Telling Our Stories:
Story telling is the Shuswap
way of passing our history
to the next generations
Meeting Columbus - A ceremony where Columbus landed
After one day on the high seas, I started feeling the effects of motion sickness and it was awful. This would last pretty well most of the trip. The only time I was able to tolerate that horrible feeling was when I was up on top of the ship in the bridge where I could keep my eyes on the open waters or when I was down in my bunk in a horizontal position. When it was time to sleep, I had to take the shortest route to my bunk because I would start feeling nauseous immediately. I had to take the same procedure when I got up. It was days before I was able to eat anything and hold it down. I wouldn't have eaten at all except I knew I had to, to stay alive. On thing I found out was that we needed to bring our own water as the water on the ship although potable, was not pleasing to the taste.
I was able to buy a supply of water during a stop we made at one island. We stocked up on chocolates, chips, and canned meat. I say this because we also found that the cooks on the ship were vegans. That means they did not eat or prepare meals with meat, eggs, or anything that came from animals. So we had a lot of beans and salads.

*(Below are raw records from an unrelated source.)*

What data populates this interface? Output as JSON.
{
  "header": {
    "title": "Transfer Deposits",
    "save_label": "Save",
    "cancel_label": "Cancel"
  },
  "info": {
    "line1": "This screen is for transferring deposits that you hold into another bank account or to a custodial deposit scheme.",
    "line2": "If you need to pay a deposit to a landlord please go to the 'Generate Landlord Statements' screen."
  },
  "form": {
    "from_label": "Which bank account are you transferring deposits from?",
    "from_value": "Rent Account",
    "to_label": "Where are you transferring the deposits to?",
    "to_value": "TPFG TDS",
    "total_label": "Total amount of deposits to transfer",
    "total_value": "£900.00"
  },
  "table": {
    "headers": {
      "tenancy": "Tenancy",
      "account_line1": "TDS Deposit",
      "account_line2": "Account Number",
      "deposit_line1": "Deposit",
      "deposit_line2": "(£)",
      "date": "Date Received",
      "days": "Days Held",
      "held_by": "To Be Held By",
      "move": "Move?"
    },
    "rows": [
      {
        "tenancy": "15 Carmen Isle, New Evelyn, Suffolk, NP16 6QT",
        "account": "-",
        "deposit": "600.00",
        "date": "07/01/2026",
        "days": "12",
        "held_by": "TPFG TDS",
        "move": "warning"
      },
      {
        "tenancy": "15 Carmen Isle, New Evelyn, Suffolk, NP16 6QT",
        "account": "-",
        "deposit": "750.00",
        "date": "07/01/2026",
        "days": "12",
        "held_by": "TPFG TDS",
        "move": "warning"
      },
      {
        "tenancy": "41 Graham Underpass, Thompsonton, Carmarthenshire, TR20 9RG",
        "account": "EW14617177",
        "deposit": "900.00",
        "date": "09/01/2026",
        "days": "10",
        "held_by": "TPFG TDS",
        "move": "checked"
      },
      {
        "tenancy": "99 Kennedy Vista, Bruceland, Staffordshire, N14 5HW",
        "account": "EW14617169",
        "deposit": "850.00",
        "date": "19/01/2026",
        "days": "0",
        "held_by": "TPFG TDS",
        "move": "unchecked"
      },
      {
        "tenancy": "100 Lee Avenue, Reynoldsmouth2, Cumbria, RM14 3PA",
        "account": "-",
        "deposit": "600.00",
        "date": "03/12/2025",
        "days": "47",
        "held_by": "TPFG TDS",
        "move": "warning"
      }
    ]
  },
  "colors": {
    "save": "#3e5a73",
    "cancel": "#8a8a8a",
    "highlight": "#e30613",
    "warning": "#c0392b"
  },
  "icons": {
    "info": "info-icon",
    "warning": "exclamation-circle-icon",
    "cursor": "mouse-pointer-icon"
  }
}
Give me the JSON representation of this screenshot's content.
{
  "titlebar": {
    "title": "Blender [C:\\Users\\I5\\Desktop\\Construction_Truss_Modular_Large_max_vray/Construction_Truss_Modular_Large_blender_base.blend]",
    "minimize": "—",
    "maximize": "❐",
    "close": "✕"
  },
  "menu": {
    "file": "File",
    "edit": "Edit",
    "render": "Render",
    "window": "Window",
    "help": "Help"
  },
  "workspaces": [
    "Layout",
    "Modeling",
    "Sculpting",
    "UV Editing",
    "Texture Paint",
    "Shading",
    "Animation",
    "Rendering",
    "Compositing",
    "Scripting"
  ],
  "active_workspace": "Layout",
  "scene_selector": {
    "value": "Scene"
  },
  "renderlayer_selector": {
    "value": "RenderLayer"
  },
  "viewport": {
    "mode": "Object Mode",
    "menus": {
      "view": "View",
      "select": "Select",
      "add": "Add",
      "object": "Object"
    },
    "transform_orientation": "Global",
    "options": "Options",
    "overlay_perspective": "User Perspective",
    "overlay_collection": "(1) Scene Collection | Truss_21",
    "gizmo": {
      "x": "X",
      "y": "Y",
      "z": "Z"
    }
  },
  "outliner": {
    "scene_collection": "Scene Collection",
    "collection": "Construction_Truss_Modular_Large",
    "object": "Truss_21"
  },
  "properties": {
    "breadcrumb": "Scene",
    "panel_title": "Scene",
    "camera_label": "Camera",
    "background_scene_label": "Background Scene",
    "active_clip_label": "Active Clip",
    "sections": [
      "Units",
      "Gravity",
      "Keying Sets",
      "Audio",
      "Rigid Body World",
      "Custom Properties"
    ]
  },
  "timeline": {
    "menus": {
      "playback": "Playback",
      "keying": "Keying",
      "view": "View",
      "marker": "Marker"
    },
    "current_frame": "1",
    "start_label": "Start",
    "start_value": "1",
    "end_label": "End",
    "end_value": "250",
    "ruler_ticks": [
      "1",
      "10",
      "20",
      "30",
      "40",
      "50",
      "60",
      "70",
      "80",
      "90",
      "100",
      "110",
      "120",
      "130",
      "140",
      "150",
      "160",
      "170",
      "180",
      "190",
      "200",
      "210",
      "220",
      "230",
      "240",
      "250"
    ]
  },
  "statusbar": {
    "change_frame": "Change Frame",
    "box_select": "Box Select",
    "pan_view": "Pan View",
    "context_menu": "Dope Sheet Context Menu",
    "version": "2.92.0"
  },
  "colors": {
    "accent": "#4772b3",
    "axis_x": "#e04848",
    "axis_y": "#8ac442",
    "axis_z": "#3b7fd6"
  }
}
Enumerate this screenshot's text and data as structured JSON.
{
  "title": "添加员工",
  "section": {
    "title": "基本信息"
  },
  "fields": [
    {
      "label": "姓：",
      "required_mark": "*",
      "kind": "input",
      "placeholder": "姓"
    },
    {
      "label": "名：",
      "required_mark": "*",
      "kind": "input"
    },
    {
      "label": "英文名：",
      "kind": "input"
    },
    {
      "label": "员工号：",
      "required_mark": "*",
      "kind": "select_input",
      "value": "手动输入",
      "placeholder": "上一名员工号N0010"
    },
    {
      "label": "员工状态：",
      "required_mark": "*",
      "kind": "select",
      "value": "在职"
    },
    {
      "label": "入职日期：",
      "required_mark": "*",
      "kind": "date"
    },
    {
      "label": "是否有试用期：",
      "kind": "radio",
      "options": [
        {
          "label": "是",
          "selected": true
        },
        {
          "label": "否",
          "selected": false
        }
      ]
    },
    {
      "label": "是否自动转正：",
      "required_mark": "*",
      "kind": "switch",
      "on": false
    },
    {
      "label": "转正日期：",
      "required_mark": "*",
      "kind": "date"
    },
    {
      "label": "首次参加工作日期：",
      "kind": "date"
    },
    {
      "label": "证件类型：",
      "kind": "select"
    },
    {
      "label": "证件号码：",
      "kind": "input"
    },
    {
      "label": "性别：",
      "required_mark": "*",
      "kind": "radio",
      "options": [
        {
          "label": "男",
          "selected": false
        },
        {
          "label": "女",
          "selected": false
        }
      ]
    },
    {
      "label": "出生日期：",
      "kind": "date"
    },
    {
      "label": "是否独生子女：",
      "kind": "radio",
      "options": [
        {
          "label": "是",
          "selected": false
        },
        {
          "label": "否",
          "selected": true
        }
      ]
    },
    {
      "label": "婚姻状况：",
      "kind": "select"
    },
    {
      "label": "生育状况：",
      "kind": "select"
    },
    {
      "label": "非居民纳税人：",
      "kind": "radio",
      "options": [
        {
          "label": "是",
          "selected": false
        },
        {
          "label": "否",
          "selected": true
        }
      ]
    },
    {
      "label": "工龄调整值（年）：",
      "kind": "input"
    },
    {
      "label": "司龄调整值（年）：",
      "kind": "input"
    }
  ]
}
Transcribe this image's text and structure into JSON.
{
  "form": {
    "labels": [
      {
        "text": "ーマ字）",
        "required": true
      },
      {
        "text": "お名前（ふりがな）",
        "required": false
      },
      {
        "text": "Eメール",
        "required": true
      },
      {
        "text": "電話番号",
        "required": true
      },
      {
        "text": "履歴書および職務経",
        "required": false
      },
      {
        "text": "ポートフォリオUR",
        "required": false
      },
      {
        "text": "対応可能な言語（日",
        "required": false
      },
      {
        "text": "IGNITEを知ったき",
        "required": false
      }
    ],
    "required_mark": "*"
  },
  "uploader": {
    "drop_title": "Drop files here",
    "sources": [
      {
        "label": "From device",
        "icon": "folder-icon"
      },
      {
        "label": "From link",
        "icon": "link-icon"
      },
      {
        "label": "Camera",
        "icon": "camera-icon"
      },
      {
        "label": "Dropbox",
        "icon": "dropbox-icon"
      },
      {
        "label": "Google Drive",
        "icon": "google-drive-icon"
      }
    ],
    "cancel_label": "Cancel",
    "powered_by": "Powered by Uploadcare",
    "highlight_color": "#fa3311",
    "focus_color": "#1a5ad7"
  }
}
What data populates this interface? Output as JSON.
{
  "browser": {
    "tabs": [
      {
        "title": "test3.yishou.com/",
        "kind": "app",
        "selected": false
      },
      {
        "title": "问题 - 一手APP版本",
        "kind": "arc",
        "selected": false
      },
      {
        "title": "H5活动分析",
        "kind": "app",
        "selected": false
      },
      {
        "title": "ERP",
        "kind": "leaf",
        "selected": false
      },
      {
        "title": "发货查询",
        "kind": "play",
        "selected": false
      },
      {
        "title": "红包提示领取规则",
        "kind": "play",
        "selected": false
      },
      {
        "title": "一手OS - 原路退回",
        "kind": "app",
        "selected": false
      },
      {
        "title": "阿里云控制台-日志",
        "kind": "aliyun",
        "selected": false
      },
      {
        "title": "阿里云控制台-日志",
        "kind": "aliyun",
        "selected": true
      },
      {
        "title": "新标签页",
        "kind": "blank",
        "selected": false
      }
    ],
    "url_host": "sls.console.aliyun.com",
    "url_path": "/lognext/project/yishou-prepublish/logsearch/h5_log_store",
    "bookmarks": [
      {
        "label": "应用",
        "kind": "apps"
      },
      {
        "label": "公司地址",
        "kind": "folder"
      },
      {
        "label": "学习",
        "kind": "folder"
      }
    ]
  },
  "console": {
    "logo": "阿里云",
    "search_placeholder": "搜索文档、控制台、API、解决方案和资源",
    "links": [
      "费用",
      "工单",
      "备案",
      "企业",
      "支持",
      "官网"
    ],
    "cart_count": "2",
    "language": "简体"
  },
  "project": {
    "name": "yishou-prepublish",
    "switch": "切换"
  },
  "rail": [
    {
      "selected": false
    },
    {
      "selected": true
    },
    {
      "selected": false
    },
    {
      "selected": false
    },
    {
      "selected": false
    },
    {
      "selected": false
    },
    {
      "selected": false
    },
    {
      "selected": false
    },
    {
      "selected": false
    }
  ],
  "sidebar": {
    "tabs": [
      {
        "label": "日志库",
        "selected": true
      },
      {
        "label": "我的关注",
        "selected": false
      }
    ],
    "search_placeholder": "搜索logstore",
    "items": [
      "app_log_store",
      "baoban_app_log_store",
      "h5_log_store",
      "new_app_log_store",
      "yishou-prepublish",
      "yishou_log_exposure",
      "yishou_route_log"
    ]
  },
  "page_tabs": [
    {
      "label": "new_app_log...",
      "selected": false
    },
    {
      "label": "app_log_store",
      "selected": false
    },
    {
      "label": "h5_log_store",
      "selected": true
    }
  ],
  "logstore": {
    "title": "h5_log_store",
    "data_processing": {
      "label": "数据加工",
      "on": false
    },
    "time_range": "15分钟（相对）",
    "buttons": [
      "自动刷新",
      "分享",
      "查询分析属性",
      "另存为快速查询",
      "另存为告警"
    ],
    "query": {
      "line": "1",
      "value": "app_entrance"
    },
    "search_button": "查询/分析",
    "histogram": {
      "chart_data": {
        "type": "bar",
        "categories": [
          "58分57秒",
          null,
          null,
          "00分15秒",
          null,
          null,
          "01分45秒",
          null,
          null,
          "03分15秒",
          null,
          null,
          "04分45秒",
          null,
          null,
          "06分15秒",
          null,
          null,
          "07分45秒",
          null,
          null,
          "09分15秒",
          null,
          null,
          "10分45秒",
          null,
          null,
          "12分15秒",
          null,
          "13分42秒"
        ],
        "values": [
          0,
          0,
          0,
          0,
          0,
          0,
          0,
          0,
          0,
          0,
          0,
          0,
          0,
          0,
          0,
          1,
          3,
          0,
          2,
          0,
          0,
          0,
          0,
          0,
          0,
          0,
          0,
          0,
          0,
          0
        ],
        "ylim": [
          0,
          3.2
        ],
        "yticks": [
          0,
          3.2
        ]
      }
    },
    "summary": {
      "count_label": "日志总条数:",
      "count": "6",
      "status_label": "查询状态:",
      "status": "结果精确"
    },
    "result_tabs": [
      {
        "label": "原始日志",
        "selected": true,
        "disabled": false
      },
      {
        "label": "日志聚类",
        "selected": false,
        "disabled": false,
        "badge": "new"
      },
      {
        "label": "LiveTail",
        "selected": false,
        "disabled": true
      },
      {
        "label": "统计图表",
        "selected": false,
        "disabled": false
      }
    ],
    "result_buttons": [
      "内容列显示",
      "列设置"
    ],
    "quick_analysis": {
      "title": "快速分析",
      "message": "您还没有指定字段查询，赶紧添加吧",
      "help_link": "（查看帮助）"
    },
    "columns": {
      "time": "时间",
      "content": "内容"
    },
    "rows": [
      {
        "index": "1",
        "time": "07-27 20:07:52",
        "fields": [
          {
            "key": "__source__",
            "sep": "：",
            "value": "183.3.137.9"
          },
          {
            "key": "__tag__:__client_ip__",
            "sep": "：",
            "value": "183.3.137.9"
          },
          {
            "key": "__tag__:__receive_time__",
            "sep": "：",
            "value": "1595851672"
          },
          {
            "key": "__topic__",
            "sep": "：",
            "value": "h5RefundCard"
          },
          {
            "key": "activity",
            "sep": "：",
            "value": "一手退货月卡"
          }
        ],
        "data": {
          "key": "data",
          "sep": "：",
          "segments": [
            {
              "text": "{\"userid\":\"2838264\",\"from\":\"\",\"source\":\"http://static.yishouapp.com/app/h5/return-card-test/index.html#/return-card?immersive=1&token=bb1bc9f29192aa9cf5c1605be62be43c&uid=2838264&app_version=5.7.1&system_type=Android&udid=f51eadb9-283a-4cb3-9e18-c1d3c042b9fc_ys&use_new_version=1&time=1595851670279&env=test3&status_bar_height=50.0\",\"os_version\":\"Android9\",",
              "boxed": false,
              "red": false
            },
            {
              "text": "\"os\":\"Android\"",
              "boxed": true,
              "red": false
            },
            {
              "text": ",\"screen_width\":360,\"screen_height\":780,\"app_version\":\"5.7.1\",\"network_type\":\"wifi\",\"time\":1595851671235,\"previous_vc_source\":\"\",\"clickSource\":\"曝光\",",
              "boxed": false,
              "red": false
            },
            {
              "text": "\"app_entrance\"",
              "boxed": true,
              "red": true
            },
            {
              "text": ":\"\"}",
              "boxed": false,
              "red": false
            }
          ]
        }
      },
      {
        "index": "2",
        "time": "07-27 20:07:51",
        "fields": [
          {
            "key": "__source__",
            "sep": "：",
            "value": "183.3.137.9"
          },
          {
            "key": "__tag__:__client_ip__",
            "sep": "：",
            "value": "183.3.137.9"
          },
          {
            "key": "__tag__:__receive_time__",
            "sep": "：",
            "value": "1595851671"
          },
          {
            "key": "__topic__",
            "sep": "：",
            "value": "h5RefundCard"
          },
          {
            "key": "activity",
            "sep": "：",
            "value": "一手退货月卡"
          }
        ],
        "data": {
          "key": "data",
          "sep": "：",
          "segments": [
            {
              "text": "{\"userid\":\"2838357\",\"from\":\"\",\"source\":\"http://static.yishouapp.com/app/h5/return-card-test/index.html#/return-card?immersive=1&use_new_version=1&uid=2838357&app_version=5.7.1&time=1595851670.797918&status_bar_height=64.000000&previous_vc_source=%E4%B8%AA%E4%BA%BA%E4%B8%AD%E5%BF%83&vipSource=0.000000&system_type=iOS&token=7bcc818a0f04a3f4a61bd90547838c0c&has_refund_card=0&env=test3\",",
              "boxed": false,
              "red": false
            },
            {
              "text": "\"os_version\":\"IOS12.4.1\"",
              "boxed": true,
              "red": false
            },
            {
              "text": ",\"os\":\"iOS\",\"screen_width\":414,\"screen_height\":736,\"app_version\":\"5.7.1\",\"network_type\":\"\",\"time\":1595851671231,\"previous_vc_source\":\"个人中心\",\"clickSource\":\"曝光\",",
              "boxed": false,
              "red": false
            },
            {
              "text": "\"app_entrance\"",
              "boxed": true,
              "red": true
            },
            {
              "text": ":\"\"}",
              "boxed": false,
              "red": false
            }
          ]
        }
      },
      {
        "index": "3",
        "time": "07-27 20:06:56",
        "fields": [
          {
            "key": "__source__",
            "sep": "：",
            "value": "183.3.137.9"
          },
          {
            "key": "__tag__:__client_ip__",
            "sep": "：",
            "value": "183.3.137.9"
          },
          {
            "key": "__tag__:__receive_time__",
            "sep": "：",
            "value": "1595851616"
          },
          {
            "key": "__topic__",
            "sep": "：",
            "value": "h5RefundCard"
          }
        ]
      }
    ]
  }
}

First Nation Peoples in Canada, from the very beginning, were and are pretty well hunters. That means we ate meat. So, vegan was never part of our dialogue. As a matter of fact, someone told me jokingly that the word ‘vegan’ translated as ‘poor hunter’. Having a boat-load of First Nation people and having vegan cooks was not a good idea. So, on our very first island stop, you guessed it, we bought out most of the canned meat and any eggs we could find in the little stores there.
On one of these little island stops, we had to refill our gas cans for the Zodiacs and power boats. Anyone who wanted to go to shore fit into one zodiac. So we spent a morning on shore enjoying the hotel there and swimming in the amazingly clear blue water. In the afternoon, someone hired a bus and we all went to the exact site where Columbus first touched shore in North America. We held a ceremony there which was not exactly to respectfully celebrate this historic event. Someday someone may relate the exact details of the ceremony.
On our way back to the Sea Shepard, the motor on the Zodiac stalled and we could not restart it. It was determined by our mechanic that we had been sold some bad gas. Whether it was intentional or not we do not know. Who knows what kind of gas you get on some of these isolated islands. Another Zodiac was sent out and we had to be towed back to the boat. After a few more days at sea we finally arrived in San Juan, Puerto Rico where the three Columbus ships were supposed to land.